Wow, does this cake look amazing & you will certainly knock off the socks of your guests with this cake recipe!
This cake recipe is truly one of a kind. I had never made this particular cake, but have tasted something very similar. The subtle taste of the sweet potatoes gets along marvelously with the delicate flavor or white chocolate. This cake recipe is a true keeper. Enjoy!

2 pounds sweet potatoes(about 3)
1 1/4 cups vegetable oil
Unsalted butter, for pans
2 cups cake flour(not self-rising), plus more for pans
4 large eggs
2 cups sugar
2 teaspoons baking powder
1 teaspoon salt
1 tablespoon ground cinnamon
1 teaspoon ground nutmeg
2 teaspoons pure vanilla extract
3 tablespoons brandy
1 1/2 cups unsalted macadamia nuts, toasted, coarsely chopped
1 pound white chocolate
2 cups heavy cream

Heat oven to 400 F or 200 C. Coat potatoes with 1/4 cup vegetable oil, and place on baking sheet.
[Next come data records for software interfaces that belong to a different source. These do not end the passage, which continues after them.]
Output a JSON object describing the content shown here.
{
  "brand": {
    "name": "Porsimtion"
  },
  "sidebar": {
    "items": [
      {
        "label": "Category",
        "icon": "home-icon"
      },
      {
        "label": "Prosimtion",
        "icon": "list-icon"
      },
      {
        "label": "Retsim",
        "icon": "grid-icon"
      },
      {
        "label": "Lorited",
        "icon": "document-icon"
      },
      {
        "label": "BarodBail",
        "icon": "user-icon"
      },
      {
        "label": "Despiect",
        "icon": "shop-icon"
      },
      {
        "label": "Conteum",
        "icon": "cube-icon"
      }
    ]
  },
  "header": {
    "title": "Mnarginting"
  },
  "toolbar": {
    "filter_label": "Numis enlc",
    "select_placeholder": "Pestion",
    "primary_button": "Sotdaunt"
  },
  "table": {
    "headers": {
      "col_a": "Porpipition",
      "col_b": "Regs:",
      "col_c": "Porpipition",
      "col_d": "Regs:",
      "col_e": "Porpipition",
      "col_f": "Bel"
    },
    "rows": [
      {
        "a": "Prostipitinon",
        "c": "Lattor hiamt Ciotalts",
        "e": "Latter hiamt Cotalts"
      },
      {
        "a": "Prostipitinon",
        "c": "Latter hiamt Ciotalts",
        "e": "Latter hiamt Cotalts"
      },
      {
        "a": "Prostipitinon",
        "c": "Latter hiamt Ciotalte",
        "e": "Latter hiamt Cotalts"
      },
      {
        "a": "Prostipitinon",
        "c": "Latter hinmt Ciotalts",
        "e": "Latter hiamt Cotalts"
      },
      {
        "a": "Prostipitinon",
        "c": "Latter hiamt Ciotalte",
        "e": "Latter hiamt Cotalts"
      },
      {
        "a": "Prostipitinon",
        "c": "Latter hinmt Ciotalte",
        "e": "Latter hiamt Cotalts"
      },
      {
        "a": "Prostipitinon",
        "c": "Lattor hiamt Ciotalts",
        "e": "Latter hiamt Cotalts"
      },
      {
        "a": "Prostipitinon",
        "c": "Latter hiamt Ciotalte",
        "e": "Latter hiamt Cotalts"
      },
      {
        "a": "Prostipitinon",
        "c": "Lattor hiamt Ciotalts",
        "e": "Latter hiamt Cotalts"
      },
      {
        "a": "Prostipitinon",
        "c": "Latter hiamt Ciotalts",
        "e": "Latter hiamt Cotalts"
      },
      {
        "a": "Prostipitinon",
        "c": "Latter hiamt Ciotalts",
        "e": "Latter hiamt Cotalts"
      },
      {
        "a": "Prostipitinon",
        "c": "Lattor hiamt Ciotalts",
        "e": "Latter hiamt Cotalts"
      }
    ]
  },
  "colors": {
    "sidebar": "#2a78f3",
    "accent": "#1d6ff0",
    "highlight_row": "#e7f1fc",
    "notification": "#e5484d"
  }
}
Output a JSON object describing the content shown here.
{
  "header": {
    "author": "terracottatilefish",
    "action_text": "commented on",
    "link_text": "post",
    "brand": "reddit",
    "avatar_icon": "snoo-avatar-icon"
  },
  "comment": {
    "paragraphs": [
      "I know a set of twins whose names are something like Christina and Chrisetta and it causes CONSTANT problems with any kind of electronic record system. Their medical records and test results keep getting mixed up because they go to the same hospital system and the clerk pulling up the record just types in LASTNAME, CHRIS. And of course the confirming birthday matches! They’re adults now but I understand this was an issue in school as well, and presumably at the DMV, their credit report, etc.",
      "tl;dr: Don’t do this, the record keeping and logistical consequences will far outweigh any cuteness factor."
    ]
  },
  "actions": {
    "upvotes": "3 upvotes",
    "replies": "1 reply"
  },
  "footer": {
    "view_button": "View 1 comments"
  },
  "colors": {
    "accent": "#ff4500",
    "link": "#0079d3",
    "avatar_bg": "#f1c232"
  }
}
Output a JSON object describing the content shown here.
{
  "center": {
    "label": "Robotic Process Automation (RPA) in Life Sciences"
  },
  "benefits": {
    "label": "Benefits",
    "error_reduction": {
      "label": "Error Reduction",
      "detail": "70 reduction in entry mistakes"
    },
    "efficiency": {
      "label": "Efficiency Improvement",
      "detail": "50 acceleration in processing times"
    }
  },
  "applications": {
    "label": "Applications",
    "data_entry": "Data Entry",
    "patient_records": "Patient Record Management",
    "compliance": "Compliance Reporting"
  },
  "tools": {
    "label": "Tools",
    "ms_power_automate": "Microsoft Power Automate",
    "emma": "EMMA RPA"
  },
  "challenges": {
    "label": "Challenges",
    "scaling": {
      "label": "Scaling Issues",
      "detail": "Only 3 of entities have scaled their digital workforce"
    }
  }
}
Bake until tender, 30 to 40 minutes. When cool enough to handle, remove skin, and mash flesh with a fork into coarse purée.

Lower oven temperature to 325°. Butter two 8-by-1 1/2-inch round cake pans, dust with flour, and set aside. In the bowl of an electric mixer fitted with the paddle attachment, beat eggs and sugar together on medium-high speed until light and fluffy, about 5 minutes. Add remaining 1 cup vegetable oil; beat on medium speed until well combined. Add the cooled sweet potatoes; mix until combined.
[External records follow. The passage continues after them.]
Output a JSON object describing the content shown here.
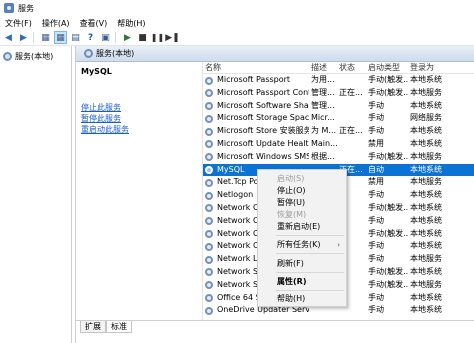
{
  "window": {
    "title": "服务"
  },
  "menubar": {
    "items": [
      "文件(F)",
      "操作(A)",
      "查看(V)",
      "帮助(H)"
    ]
  },
  "tree": {
    "item_label": "服务(本地)"
  },
  "content": {
    "header_title": "服务(本地)"
  },
  "description": {
    "service_name": "MySQL",
    "links": [
      "停止此服务",
      "暂停此服务",
      "重启动此服务"
    ]
  },
  "table": {
    "columns": [
      "名称",
      "描述",
      "状态",
      "启动类型",
      "登录为"
    ],
    "rows": [
      {
        "name": "Microsoft Passport",
        "desc": "为用...",
        "status": "",
        "startup": "手动(触发...",
        "logon": "本地系统"
      },
      {
        "name": "Microsoft Passport Container",
        "desc": "管理...",
        "status": "正在...",
        "startup": "手动(触发...",
        "logon": "本地服务"
      },
      {
        "name": "Microsoft Software Shado...",
        "desc": "管理...",
        "status": "",
        "startup": "手动",
        "logon": "本地系统"
      },
      {
        "name": "Microsoft Storage Spaces S...",
        "desc": "Micr...",
        "status": "",
        "startup": "手动",
        "logon": "网络服务"
      },
      {
        "name": "Microsoft Store 安装服务",
        "desc": "为 M...",
        "status": "正在...",
        "startup": "手动",
        "logon": "本地系统"
      },
      {
        "name": "Microsoft Update Health S...",
        "desc": "Main...",
        "status": "",
        "startup": "禁用",
        "logon": "本地系统"
      },
      {
        "name": "Microsoft Windows SMS 路...",
        "desc": "根据...",
        "status": "",
        "startup": "手动(触发...",
        "logon": "本地服务"
      },
      {
        "name": "MySQL",
        "desc": "",
        "status": "正在...",
        "startup": "自动",
        "logon": "本地系统",
        "selected": true
      },
      {
        "name": "Net.Tcp Port",
        "desc": "",
        "status": "",
        "startup": "禁用",
        "logon": "本地服务"
      },
      {
        "name": "Netlogon",
        "desc": "",
        "status": "",
        "startup": "手动",
        "logon": "本地系统"
      },
      {
        "name": "Network Con",
        "desc": "",
        "status": "",
        "startup": "手动(触发...",
        "logon": "本地系统"
      },
      {
        "name": "Network Con",
        "desc": "",
        "status": "",
        "startup": "手动",
        "logon": "本地系统"
      },
      {
        "name": "Network Con",
        "desc": "",
        "status": "",
        "startup": "手动(触发...",
        "logon": "本地系统"
      },
      {
        "name": "Network Con",
        "desc": "",
        "status": "",
        "startup": "手动",
        "logon": "本地系统"
      },
      {
        "name": "Network List",
        "desc": "",
        "status": "",
        "startup": "手动",
        "logon": "本地服务"
      },
      {
        "name": "Network Setu",
        "desc": "",
        "status": "",
        "startup": "手动(触发...",
        "logon": "本地系统"
      },
      {
        "name": "Network Stor",
        "desc": "",
        "status": "",
        "startup": "手动(触发...",
        "logon": "本地服务"
      },
      {
        "name": "Office 64 Source Engine",
        "desc": "",
        "status": "",
        "startup": "手动",
        "logon": "本地系统"
      },
      {
        "name": "OneDrive Updater Service",
        "desc": "",
        "status": "",
        "startup": "手动",
        "logon": "本地系统"
      }
    ]
  },
  "tabs": [
    "扩展",
    "标准"
  ],
  "context_menu": {
    "items": [
      {
        "label": "启动(S)",
        "disabled": true
      },
      {
        "label": "停止(O)"
      },
      {
        "label": "暂停(U)"
      },
      {
        "label": "恢复(M)",
        "disabled": true
      },
      {
        "label": "重新启动(E)"
      },
      {
        "label": "所有任务(K)",
        "submenu": "›"
      },
      {
        "label": "刷新(F)"
      },
      {
        "label": "属性(R)",
        "bold": true
      },
      {
        "label": "帮助(H)"
      }
    ]
  }
}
Sift together cake flour, baking powder, salt, cinnamon, and nutmeg; mix into sweet potato mixture. Mix in vanilla and brandy until combined. Remove batter from mixer; fold in 1 cup macadamia nuts by hand.

Evenly distribute cake batter into prepared pans, and transfer to the oven. Bake until a toothpick inserted into center comes out clean, 40 to 45 minutes. Let pans cool on a wire rack 10 minutes. Invert cakes onto rack; cool completely, about 1 1/4 hours.

Meanwhile, chop white chocolate into small pieces; set aside. Bring 1 cup cream to a boil; pour over chocolate, whisking until chocolate is melted. Chill for 30 to 40 minutes.

When chocolate mixture has cooled, pour remaining cup cream into an electric mixer; whip on medium until soft peaks form, about 3 minutes. Fold whipped cream into chocolate mixture until fully incorporated.

Cut each cake layer in half horizontally, creating four layers. Spread 2/3 cup chocolate frosting on one layer, then stack next layer on top, and frost. Repeat frosting-and-stacking process until each layer is frosted. Spread remaining frosting on sides and top of cake. Arrange remaining 1/2 cup macadamia nuts on top of cake, and serve with a smile!

Eat well & Laugh often!

1 comment:

Anonymous said...

thanks for these tips... i am sure they will come in handy one day because I normally suck at baking... i reckon it's the cup measurement thing...should invest in some scales if I am going to get a bit serious...thanks again..